Tahara is the process of washing, and cleansing the physical body of the deceased. This process has a few different elements within the whole Tahara portion.
First, the meit/meitah (male/female) is gently washed and bathed. Then, the next step is the purification process, which would represent a ritual washing, which is similar to a mikvah. This portion represents the person being cleansed from the physical things of this world and being clean as they prepare to go to the world to come.
The meit/meitah (male/female) is then dressed in a special garment that is called tachrichim (burial shroud). The tachrihim that the deceased is dressed in symbolizes a priestly garment. The deceased is then carefully placed in the aron (casket) and moved to either the room where shmira is being done or a cooling chamber if in a funeral home.
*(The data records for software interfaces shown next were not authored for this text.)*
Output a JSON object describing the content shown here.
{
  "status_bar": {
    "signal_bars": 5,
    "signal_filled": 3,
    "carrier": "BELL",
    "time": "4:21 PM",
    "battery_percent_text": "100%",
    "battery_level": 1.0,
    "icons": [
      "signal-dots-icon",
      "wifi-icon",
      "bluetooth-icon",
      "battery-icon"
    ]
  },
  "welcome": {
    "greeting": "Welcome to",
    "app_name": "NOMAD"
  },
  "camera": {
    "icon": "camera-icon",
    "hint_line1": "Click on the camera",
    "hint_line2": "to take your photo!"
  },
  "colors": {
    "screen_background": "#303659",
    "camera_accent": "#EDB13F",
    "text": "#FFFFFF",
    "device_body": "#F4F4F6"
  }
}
The beauty of this process is the respect and gentle care the deceased is given by those who are in their own community.
He/she is cleansed with the utmost honor, dignity, respect and care that one can give. The men take care of the men. The women take care of the women so respect can be given to each gender. If men are not available, then the women can take care of the men. The men do not take care of the women.
The entire time this process is done there is liturgy that is recited. The liturgy is generally readings from the Song of Songs with some readings from appropriate Psalms.
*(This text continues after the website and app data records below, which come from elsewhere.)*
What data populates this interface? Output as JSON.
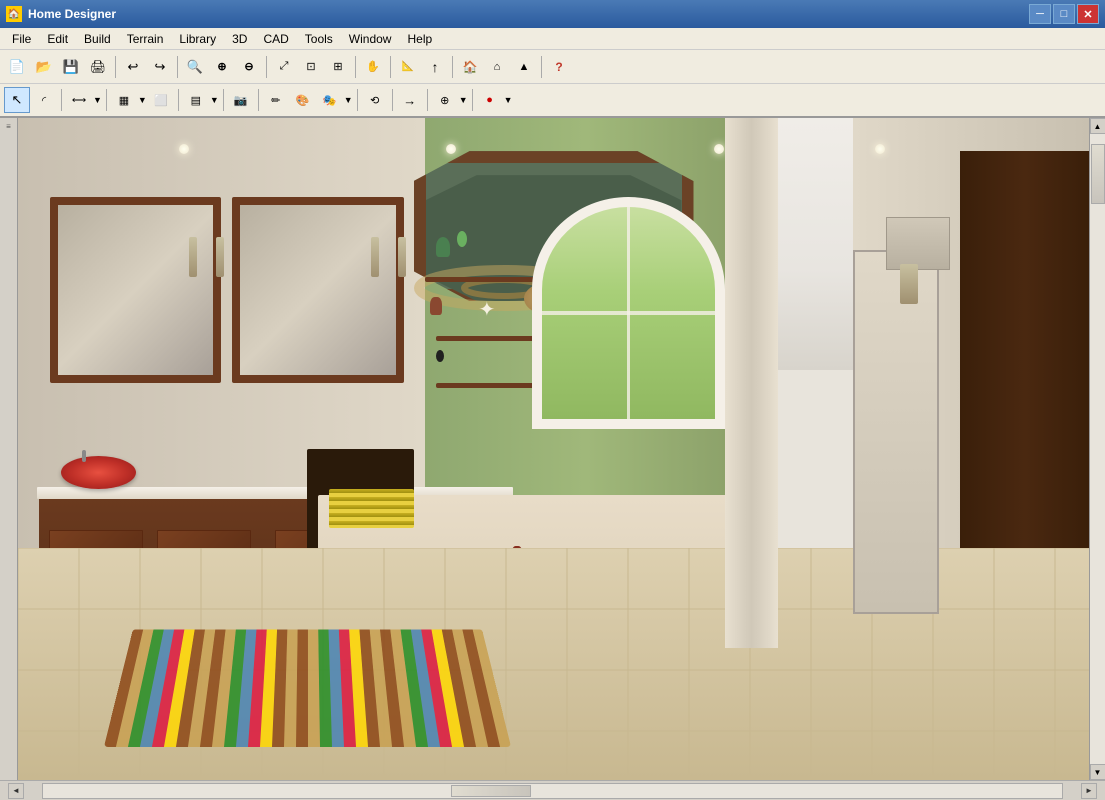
{
  "app": {
    "title": "Home Designer",
    "icon": "🏠"
  },
  "titlebar": {
    "title": "Home Designer",
    "minimize_label": "─",
    "maximize_label": "□",
    "close_label": "✕"
  },
  "menubar": {
    "items": [
      {
        "id": "file",
        "label": "File"
      },
      {
        "id": "edit",
        "label": "Edit"
      },
      {
        "id": "build",
        "label": "Build"
      },
      {
        "id": "terrain",
        "label": "Terrain"
      },
      {
        "id": "library",
        "label": "Library"
      },
      {
        "id": "3d",
        "label": "3D"
      },
      {
        "id": "cad",
        "label": "CAD"
      },
      {
        "id": "tools",
        "label": "Tools"
      },
      {
        "id": "window",
        "label": "Window"
      },
      {
        "id": "help",
        "label": "Help"
      }
    ]
  },
  "toolbar1": {
    "buttons": [
      {
        "id": "new",
        "icon": "📄",
        "label": "New"
      },
      {
        "id": "open",
        "icon": "📂",
        "label": "Open"
      },
      {
        "id": "save",
        "icon": "💾",
        "label": "Save"
      },
      {
        "id": "print",
        "icon": "🖨",
        "label": "Print"
      },
      {
        "id": "undo",
        "icon": "↩",
        "label": "Undo"
      },
      {
        "id": "redo",
        "icon": "↪",
        "label": "Redo"
      },
      {
        "id": "zoom-in-glass",
        "icon": "🔍",
        "label": "Zoom In"
      },
      {
        "id": "zoom-in",
        "icon": "+",
        "label": "Zoom In Alt"
      },
      {
        "id": "zoom-out",
        "icon": "−",
        "label": "Zoom Out"
      },
      {
        "id": "fill-window",
        "icon": "⊡",
        "label": "Fill Window"
      },
      {
        "id": "zoom-box",
        "icon": "⊞",
        "label": "Zoom Box"
      },
      {
        "id": "pan",
        "icon": "✋",
        "label": "Pan"
      },
      {
        "id": "marker",
        "icon": "📍",
        "label": "Marker"
      },
      {
        "id": "arrow-up",
        "icon": "↑",
        "label": "Arrow Up"
      },
      {
        "id": "stairs",
        "icon": "🪜",
        "label": "Stairs"
      },
      {
        "id": "question",
        "icon": "?",
        "label": "Help"
      }
    ]
  },
  "toolbar2": {
    "buttons": [
      {
        "id": "select",
        "icon": "↖",
        "label": "Select"
      },
      {
        "id": "arc-select",
        "icon": "◜",
        "label": "Arc Select"
      },
      {
        "id": "dimension",
        "icon": "⟷",
        "label": "Dimension"
      },
      {
        "id": "wall-type",
        "icon": "▦",
        "label": "Wall Type"
      },
      {
        "id": "room",
        "icon": "⬜",
        "label": "Room"
      },
      {
        "id": "stairs2",
        "icon": "▤",
        "label": "Stairs 2"
      },
      {
        "id": "camera",
        "icon": "📷",
        "label": "Camera"
      },
      {
        "id": "pencil",
        "icon": "✏",
        "label": "Pencil"
      },
      {
        "id": "colors",
        "icon": "🎨",
        "label": "Colors"
      },
      {
        "id": "material",
        "icon": "🎭",
        "label": "Material"
      },
      {
        "id": "transform",
        "icon": "⟲",
        "label": "Transform"
      },
      {
        "id": "arrow-right",
        "icon": "→",
        "label": "Arrow Right"
      },
      {
        "id": "cursor-plus",
        "icon": "⊕",
        "label": "Cursor Plus"
      },
      {
        "id": "record",
        "icon": "●",
        "label": "Record"
      }
    ]
  },
  "statusbar": {
    "text": ""
  },
  "scene": {
    "description": "3D bathroom render with luxury fixtures"
  }
}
Tachrihim - Burial Garments
After a Tahara (washing) has been performed, the deceased is then placed in a special burial garment called Tachrihim, then in a special wrap called a shroud.